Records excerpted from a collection

..........

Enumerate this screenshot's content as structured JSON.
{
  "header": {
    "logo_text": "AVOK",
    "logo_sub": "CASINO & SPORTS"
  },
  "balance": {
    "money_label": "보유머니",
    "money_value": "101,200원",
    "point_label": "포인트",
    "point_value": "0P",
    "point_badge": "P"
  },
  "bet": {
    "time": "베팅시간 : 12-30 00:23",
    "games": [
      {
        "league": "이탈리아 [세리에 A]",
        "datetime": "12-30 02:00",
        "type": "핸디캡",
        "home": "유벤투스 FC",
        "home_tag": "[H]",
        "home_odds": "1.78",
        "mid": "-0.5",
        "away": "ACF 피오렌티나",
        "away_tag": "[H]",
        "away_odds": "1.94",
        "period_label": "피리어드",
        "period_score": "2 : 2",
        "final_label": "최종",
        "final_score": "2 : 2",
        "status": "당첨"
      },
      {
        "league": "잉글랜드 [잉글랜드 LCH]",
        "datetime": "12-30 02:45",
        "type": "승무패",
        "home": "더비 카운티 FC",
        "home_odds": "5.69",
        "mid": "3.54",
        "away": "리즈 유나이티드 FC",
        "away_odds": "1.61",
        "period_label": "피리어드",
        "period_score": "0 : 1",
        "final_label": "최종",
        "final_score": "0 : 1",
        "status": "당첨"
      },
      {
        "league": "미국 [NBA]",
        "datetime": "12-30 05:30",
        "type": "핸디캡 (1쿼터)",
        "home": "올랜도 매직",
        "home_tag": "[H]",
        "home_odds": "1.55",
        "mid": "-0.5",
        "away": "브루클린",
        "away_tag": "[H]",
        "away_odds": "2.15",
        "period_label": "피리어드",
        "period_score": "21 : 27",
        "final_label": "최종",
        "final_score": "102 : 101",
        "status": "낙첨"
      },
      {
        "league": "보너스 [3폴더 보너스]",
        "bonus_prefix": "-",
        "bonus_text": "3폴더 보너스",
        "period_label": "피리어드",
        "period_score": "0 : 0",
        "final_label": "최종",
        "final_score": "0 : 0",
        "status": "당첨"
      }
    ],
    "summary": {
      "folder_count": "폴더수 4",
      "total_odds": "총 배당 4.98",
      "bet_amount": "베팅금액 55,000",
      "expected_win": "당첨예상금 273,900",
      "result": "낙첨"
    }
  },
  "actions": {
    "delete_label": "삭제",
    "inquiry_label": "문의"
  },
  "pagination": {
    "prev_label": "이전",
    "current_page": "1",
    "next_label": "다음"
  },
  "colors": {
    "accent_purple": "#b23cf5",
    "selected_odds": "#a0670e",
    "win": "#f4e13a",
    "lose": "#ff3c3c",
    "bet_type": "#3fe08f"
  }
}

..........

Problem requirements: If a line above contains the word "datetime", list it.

The completed task:
        "datetime": "12-30 02:00",
        "datetime": "12-30 02:45",
        "datetime": "12-30 05:30",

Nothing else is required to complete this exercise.